- **ASSIGNMENT**:
What lines in the material hold the string "Tutorial"? Copy out each of them.

- **RECORDS PROVIDED**:

▶

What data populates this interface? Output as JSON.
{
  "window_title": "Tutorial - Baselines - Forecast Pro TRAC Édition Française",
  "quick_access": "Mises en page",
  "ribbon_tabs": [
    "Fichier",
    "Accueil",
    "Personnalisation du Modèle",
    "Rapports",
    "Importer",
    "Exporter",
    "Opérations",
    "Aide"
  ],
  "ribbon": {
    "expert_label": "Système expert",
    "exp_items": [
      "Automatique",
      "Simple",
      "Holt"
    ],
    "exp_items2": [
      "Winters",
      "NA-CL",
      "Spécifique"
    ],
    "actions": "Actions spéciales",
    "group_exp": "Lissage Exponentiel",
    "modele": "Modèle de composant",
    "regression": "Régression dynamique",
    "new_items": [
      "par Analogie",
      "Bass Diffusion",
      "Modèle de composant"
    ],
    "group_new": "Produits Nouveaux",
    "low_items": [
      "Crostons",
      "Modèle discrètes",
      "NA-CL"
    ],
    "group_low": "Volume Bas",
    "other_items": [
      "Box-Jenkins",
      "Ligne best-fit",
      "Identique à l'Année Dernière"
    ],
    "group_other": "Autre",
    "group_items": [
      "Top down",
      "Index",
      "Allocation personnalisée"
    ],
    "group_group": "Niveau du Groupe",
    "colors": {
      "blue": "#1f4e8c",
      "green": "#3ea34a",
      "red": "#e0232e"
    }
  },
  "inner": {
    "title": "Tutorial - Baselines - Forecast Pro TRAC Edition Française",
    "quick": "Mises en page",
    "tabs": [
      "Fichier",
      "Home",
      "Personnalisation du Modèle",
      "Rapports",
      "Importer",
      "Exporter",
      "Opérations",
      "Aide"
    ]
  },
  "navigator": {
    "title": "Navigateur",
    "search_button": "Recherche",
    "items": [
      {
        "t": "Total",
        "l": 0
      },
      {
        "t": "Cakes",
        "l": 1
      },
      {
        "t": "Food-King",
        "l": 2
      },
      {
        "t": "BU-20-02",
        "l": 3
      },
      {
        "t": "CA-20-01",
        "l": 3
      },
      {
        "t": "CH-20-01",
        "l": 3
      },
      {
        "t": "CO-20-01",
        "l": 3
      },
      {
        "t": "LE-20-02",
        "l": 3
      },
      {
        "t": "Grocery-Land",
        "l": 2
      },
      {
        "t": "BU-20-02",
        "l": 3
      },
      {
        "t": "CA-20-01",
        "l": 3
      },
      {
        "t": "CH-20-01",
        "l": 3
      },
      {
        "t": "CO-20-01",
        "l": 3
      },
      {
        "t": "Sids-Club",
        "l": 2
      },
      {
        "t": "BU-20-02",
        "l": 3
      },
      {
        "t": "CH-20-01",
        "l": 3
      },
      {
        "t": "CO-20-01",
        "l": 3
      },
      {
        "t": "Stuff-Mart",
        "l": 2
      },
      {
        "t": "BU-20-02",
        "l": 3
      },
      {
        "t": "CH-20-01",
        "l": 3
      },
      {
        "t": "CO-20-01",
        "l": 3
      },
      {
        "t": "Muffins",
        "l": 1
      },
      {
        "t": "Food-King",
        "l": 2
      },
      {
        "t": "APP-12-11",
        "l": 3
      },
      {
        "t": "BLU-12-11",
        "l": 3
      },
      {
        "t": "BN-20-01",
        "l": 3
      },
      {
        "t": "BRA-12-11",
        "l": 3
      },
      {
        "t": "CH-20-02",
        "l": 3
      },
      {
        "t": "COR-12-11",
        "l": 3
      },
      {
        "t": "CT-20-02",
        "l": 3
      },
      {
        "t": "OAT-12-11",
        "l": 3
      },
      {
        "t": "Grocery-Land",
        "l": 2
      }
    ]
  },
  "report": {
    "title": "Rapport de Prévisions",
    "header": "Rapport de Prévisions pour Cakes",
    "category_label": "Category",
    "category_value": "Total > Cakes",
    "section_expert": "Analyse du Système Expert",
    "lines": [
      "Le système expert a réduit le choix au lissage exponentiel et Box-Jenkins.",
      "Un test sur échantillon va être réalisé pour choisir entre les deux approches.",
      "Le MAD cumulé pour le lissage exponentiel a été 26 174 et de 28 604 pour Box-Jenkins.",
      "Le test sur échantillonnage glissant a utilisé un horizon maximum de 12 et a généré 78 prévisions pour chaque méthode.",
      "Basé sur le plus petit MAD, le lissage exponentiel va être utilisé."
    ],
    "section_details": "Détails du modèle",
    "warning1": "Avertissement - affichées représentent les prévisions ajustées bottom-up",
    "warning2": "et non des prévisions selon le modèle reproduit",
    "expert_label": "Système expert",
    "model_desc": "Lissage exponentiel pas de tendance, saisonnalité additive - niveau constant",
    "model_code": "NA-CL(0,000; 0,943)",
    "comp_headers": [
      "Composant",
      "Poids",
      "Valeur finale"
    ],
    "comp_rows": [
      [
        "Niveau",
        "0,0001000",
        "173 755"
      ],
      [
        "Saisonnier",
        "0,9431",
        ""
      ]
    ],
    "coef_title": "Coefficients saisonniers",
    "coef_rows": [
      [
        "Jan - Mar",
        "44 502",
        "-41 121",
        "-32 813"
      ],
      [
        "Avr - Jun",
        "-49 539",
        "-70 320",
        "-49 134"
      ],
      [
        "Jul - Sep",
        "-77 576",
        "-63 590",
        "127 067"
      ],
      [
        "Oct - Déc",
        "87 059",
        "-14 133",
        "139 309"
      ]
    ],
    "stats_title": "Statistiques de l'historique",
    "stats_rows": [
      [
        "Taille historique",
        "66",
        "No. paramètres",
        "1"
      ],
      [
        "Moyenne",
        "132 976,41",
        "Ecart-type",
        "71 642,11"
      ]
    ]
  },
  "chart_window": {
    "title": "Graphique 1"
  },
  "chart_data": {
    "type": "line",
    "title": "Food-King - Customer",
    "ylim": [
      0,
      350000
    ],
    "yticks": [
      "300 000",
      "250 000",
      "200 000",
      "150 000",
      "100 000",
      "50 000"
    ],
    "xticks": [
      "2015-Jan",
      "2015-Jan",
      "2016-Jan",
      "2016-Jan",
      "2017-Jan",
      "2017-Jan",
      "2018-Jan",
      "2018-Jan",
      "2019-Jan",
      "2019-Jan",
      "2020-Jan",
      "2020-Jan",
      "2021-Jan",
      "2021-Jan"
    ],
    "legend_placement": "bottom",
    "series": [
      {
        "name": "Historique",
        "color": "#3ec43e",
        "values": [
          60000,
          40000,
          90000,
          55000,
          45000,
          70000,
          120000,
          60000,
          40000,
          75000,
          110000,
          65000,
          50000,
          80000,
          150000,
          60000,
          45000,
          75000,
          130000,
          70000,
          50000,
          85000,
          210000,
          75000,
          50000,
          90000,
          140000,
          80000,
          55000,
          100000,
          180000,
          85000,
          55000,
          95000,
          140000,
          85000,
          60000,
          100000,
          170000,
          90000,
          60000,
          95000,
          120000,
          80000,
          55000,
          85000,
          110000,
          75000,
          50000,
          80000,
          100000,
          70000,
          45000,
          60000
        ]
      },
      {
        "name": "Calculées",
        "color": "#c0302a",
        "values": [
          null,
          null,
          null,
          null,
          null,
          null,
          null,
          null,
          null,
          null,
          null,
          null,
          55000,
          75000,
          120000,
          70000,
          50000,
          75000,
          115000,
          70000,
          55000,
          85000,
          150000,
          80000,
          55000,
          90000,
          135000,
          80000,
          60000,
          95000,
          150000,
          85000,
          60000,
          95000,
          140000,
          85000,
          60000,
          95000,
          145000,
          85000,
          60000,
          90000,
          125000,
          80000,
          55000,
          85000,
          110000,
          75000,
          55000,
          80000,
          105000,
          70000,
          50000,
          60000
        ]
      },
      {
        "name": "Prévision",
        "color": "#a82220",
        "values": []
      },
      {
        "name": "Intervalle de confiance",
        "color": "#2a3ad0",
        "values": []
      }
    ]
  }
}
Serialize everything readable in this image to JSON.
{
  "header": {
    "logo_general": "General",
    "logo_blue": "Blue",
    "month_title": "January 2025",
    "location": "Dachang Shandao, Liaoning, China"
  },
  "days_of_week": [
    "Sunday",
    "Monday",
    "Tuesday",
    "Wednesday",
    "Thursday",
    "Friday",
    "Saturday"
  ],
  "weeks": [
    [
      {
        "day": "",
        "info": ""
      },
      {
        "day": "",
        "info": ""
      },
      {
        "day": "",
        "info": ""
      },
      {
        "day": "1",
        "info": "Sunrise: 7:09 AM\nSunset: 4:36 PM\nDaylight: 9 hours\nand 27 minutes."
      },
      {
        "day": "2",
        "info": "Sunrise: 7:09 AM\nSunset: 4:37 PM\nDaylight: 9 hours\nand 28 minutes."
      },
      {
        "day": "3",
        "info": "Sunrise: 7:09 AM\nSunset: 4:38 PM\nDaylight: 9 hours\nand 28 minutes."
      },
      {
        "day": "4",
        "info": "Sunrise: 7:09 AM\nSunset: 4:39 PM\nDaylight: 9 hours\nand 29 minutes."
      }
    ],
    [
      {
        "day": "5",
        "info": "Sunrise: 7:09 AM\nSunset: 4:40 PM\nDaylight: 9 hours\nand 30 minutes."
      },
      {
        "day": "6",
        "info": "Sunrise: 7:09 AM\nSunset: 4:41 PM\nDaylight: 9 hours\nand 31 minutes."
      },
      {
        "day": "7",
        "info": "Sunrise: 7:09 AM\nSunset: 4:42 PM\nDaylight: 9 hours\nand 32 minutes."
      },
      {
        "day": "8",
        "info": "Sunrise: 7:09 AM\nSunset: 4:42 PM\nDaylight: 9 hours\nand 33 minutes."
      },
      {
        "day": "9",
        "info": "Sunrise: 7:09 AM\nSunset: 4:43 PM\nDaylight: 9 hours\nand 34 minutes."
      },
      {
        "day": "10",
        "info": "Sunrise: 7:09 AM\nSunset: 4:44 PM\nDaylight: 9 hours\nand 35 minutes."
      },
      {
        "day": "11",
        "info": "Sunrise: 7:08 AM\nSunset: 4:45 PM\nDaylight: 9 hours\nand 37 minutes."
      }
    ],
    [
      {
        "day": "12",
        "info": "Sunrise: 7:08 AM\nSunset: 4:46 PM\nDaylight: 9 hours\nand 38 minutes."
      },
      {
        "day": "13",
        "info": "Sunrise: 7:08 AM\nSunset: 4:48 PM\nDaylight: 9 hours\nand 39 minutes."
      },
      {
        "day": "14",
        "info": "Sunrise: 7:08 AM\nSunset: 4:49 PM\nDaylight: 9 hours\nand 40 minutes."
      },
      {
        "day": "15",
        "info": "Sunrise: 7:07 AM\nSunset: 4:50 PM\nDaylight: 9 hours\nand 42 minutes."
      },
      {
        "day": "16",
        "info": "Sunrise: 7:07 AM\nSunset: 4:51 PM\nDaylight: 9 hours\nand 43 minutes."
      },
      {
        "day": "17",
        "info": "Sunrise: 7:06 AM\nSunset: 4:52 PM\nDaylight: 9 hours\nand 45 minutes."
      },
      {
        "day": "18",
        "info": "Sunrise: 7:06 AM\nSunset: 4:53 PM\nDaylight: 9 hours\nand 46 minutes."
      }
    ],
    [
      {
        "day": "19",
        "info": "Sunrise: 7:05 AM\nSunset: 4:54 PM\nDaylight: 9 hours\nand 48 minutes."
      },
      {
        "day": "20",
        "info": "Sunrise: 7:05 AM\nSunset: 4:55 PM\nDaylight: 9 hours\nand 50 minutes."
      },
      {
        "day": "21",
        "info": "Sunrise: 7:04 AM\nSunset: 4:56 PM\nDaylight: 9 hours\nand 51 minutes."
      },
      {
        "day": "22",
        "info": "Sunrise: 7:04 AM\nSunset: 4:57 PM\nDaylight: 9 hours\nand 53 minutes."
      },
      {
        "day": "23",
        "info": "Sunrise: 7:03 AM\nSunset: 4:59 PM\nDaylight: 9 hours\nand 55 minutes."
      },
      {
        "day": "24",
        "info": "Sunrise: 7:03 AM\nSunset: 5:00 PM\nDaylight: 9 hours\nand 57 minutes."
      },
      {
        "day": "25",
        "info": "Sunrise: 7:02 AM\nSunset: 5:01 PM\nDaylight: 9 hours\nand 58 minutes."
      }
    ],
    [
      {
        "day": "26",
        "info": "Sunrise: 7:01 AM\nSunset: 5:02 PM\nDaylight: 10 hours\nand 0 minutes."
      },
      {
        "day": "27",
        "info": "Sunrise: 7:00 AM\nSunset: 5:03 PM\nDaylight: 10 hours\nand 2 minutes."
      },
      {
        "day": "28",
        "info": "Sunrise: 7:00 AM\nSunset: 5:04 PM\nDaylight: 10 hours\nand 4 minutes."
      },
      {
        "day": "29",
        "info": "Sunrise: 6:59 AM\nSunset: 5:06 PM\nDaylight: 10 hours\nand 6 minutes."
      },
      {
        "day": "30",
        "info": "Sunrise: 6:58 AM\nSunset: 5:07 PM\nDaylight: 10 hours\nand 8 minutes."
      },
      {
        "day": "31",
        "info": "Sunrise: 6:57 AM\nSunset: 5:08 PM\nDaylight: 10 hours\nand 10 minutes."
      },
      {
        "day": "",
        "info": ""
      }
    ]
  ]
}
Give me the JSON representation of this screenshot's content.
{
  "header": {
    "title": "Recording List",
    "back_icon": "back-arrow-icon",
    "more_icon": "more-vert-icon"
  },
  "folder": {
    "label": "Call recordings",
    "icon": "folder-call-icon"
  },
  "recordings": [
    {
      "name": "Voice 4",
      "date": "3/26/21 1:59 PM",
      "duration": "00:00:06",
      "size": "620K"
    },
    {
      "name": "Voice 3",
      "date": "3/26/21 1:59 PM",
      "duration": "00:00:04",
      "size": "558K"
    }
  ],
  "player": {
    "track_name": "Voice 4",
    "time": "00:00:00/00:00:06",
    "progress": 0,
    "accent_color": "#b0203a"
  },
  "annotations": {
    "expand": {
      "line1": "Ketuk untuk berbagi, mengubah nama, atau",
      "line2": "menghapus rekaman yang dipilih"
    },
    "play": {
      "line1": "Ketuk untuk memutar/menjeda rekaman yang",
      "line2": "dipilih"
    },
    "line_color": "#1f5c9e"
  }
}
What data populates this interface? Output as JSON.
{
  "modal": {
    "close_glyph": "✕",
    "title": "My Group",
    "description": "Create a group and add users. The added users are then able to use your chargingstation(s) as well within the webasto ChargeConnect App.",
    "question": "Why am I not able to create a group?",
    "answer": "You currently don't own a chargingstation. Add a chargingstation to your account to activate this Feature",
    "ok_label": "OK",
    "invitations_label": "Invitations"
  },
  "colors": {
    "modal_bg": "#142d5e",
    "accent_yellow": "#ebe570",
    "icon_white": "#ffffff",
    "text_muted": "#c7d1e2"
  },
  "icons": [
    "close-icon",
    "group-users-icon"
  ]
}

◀

- **TASK OUTPUT**:
  "window_title": "Tutorial - Baselines - Forecast Pro TRAC Édition Française",
    "title": "Tutorial - Baselines - Forecast Pro TRAC Edition Française",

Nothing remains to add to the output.